In Bossypants, Tina Fey explains why the rules of theatrical improv can help get you ahead in your career. But what if these rules were applied to your day-to-day life?
Lynn Dell from the fashion blog Advanced Style said “You must dress for the theater of your life everyday” so I decided to listen to her and play life-improv if you will. Here’s why you should too.
Rule #1: In improv, you agree.
A great example of this rule is the movie Yes Man where Jim Carrey’s character gets the challenge to say yes to everything for a year. As you can imagine, this makes for a really entertaining movie and an insightful life lesson. If he hadn’t agreed to all proposals/challenges/adventures, the movie would’ve been boring. Thus, instead of predicting how things will turn out, understand that there are elements out of your control that will surpass your expectations of the outcome. And yes, that’s a good thing.
Rule #2: In improv, you don’t stop at Yes. You say yes and…
In improv you have to keep the storyline going no matter what it is. So if a player asks why you have chocolate on the side of your mouth, you tell them that you have new boyfriend who’s a baker and not the real story: that it’s peanut butter instead of chocolate, which would interrupt the flow. I’m not saying you should bluff your way through life here, ’cause that could seriously backfire. But the idea is to simply keep the ball rolling. And to have fun with it. Your opinion matters and by agreeing to the situation presented in front of you, you keep the flow going by adding to it and growing with it.

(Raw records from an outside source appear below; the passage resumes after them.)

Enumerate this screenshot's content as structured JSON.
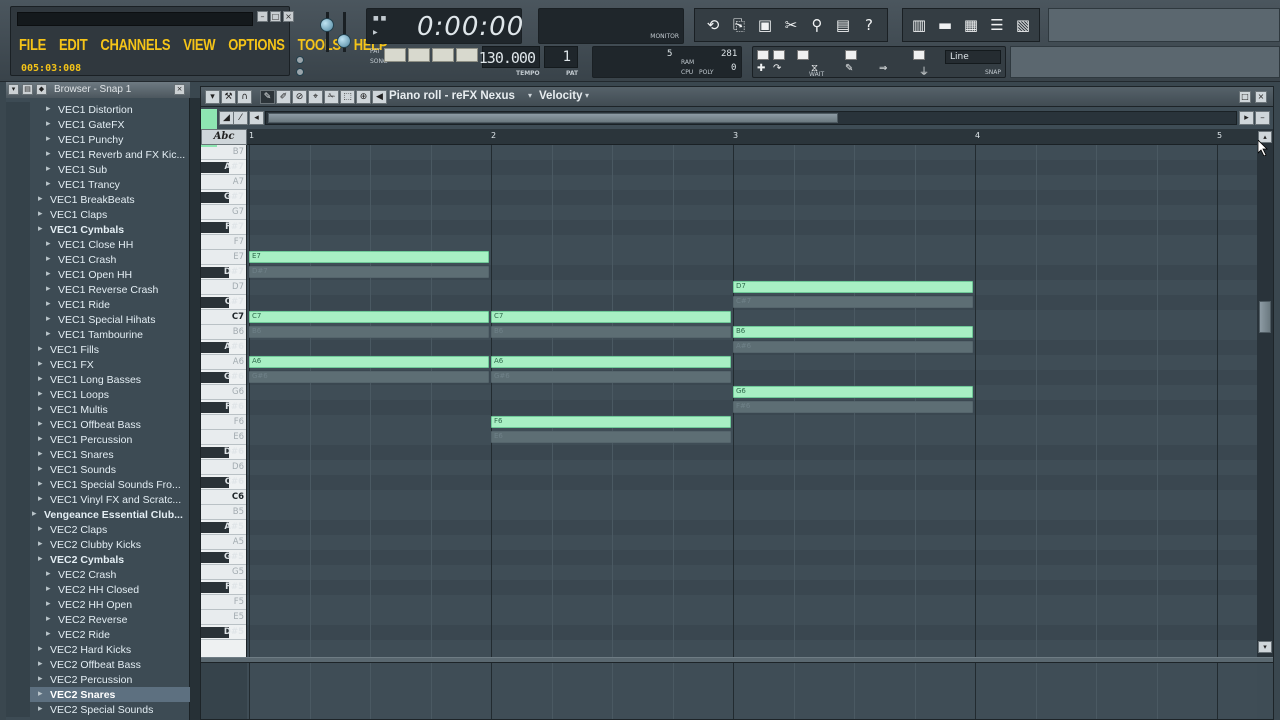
{
  "menu": {
    "items": [
      "FILE",
      "EDIT",
      "CHANNELS",
      "VIEW",
      "OPTIONS",
      "TOOLS",
      "HELP"
    ],
    "clock": "005:03:008"
  },
  "transport": {
    "time": "0:00:00",
    "monitor_label": "MONITOR",
    "pat_label": "PAT",
    "song_label": "SONG",
    "tempo": "130.000",
    "tempo_label": "TEMPO",
    "pattern": "1",
    "pattern_label": "PAT"
  },
  "perf": {
    "value_a": "5",
    "value_b": "281",
    "value_c": "0",
    "ram_label": "RAM",
    "cpu_label": "CPU",
    "poly_label": "POLY"
  },
  "snap": {
    "mode": "Line",
    "label": "SNAP",
    "wait_label": "WAIT"
  },
  "toolbar_icons": [
    "undo-icon",
    "save-icon",
    "export-icon",
    "cut-icon",
    "mic-icon",
    "page-icon",
    "help-icon"
  ],
  "view_icons": [
    "playlist-icon",
    "step-seq-icon",
    "mixer-icon",
    "piano-roll-icon",
    "browser-icon"
  ],
  "browser": {
    "title": "Browser - Snap 1",
    "items": [
      {
        "label": "VEC1 Distortion",
        "indent": 2,
        "bold": false,
        "selected": false
      },
      {
        "label": "VEC1 GateFX",
        "indent": 2,
        "bold": false,
        "selected": false
      },
      {
        "label": "VEC1 Punchy",
        "indent": 2,
        "bold": false,
        "selected": false
      },
      {
        "label": "VEC1 Reverb and FX Kic...",
        "indent": 2,
        "bold": false,
        "selected": false
      },
      {
        "label": "VEC1 Sub",
        "indent": 2,
        "bold": false,
        "selected": false
      },
      {
        "label": "VEC1 Trancy",
        "indent": 2,
        "bold": false,
        "selected": false
      },
      {
        "label": "VEC1 BreakBeats",
        "indent": 1,
        "bold": false,
        "selected": false
      },
      {
        "label": "VEC1 Claps",
        "indent": 1,
        "bold": false,
        "selected": false
      },
      {
        "label": "VEC1 Cymbals",
        "indent": 1,
        "bold": true,
        "selected": false
      },
      {
        "label": "VEC1 Close HH",
        "indent": 2,
        "bold": false,
        "selected": false
      },
      {
        "label": "VEC1 Crash",
        "indent": 2,
        "bold": false,
        "selected": false
      },
      {
        "label": "VEC1 Open HH",
        "indent": 2,
        "bold": false,
        "selected": false
      },
      {
        "label": "VEC1 Reverse Crash",
        "indent": 2,
        "bold": false,
        "selected": false
      },
      {
        "label": "VEC1 Ride",
        "indent": 2,
        "bold": false,
        "selected": false
      },
      {
        "label": "VEC1 Special Hihats",
        "indent": 2,
        "bold": false,
        "selected": false
      },
      {
        "label": "VEC1 Tambourine",
        "indent": 2,
        "bold": false,
        "selected": false
      },
      {
        "label": "VEC1 Fills",
        "indent": 1,
        "bold": false,
        "selected": false
      },
      {
        "label": "VEC1 FX",
        "indent": 1,
        "bold": false,
        "selected": false
      },
      {
        "label": "VEC1 Long Basses",
        "indent": 1,
        "bold": false,
        "selected": false
      },
      {
        "label": "VEC1 Loops",
        "indent": 1,
        "bold": false,
        "selected": false
      },
      {
        "label": "VEC1 Multis",
        "indent": 1,
        "bold": false,
        "selected": false
      },
      {
        "label": "VEC1 Offbeat Bass",
        "indent": 1,
        "bold": false,
        "selected": false
      },
      {
        "label": "VEC1 Percussion",
        "indent": 1,
        "bold": false,
        "selected": false
      },
      {
        "label": "VEC1 Snares",
        "indent": 1,
        "bold": false,
        "selected": false
      },
      {
        "label": "VEC1 Sounds",
        "indent": 1,
        "bold": false,
        "selected": false
      },
      {
        "label": "VEC1 Special Sounds Fro...",
        "indent": 1,
        "bold": false,
        "selected": false
      },
      {
        "label": "VEC1 Vinyl FX and Scratc...",
        "indent": 1,
        "bold": false,
        "selected": false
      },
      {
        "label": "Vengeance Essential Club...",
        "indent": 0,
        "bold": true,
        "selected": false
      },
      {
        "label": "VEC2 Claps",
        "indent": 1,
        "bold": false,
        "selected": false
      },
      {
        "label": "VEC2 Clubby Kicks",
        "indent": 1,
        "bold": false,
        "selected": false
      },
      {
        "label": "VEC2 Cymbals",
        "indent": 1,
        "bold": true,
        "selected": false
      },
      {
        "label": "VEC2 Crash",
        "indent": 2,
        "bold": false,
        "selected": false
      },
      {
        "label": "VEC2 HH Closed",
        "indent": 2,
        "bold": false,
        "selected": false
      },
      {
        "label": "VEC2 HH Open",
        "indent": 2,
        "bold": false,
        "selected": false
      },
      {
        "label": "VEC2 Reverse",
        "indent": 2,
        "bold": false,
        "selected": false
      },
      {
        "label": "VEC2 Ride",
        "indent": 2,
        "bold": false,
        "selected": false
      },
      {
        "label": "VEC2 Hard Kicks",
        "indent": 1,
        "bold": false,
        "selected": false
      },
      {
        "label": "VEC2 Offbeat Bass",
        "indent": 1,
        "bold": false,
        "selected": false
      },
      {
        "label": "VEC2 Percussion",
        "indent": 1,
        "bold": false,
        "selected": false
      },
      {
        "label": "VEC2 Snares",
        "indent": 1,
        "bold": false,
        "selected": true
      },
      {
        "label": "VEC2 Special Sounds",
        "indent": 1,
        "bold": false,
        "selected": false
      }
    ]
  },
  "piano_roll": {
    "title": "Piano roll - reFX Nexus",
    "target": "Velocity",
    "abc_label": "Abc",
    "bars": [
      "1",
      "2",
      "3",
      "4",
      "5"
    ],
    "top_note": "C8",
    "keys": [
      "B7",
      "A#7",
      "A7",
      "G#7",
      "G7",
      "F#7",
      "F7",
      "E7",
      "D#7",
      "D7",
      "C#7",
      "C7",
      "B6",
      "A#6",
      "A6",
      "G#6",
      "G6",
      "F#6",
      "F6",
      "E6",
      "D#6",
      "D6",
      "C#6",
      "C6",
      "B5",
      "A#5",
      "A5",
      "G#5",
      "G5",
      "F#5",
      "F5",
      "E5",
      "D#5"
    ],
    "notes": [
      {
        "label": "E7",
        "key": "E7",
        "start": 1,
        "length": 1
      },
      {
        "label": "C7",
        "key": "C7",
        "start": 1,
        "length": 1
      },
      {
        "label": "A6",
        "key": "A6",
        "start": 1,
        "length": 1
      },
      {
        "label": "C7",
        "key": "C7",
        "start": 2,
        "length": 1
      },
      {
        "label": "A6",
        "key": "A6",
        "start": 2,
        "length": 1
      },
      {
        "label": "F6",
        "key": "F6",
        "start": 2,
        "length": 1
      },
      {
        "label": "D7",
        "key": "D7",
        "start": 3,
        "length": 1
      },
      {
        "label": "B6",
        "key": "B6",
        "start": 3,
        "length": 1
      },
      {
        "label": "G6",
        "key": "G6",
        "start": 3,
        "length": 1
      }
    ],
    "ghost_notes": [
      {
        "label": "D#7",
        "key": "D#7",
        "start": 1,
        "length": 1
      },
      {
        "label": "B6",
        "key": "B6",
        "start": 1,
        "length": 1
      },
      {
        "label": "G#6",
        "key": "G#6",
        "start": 1,
        "length": 1
      },
      {
        "label": "B6",
        "key": "B6",
        "start": 2,
        "length": 1
      },
      {
        "label": "G#6",
        "key": "G#6",
        "start": 2,
        "length": 1
      },
      {
        "label": "E6",
        "key": "E6",
        "start": 2,
        "length": 1
      },
      {
        "label": "C#7",
        "key": "C#7",
        "start": 3,
        "length": 1
      },
      {
        "label": "A#6",
        "key": "A#6",
        "start": 3,
        "length": 1
      },
      {
        "label": "F#6",
        "key": "F#6",
        "start": 3,
        "length": 1
      }
    ]
  }
}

That was by the way, created out of thin air. Man, I love improv. Back to the rule.
Rule #3: In improv, you make statements.
Statements radiate confidence, questions less so. Contributing to a conversation by making statements and asking a minimum amount of questions does just that – contribute. Again, the theme of flow reappears.
Rule #4: In Improv, there are no mistakes, only opportunities.
What more can I say?
Believing that life is a sandbox which can turn every challenge into a personal lesson. Whether it’s a lesson on the skills you need, your emotional maturity, who your friends really are, your personal limits or where you should set your standards, it can be construed as enriching experiences instead of “failures”. Remember, you choose your perspective.
About Natalie Haggar
Newly-born writer and lover of Montreal, I'm constantly working on my stand-up routine. And by stand-up routine I mean telling jokes to my friends at dinner. Oh and I'm awkward.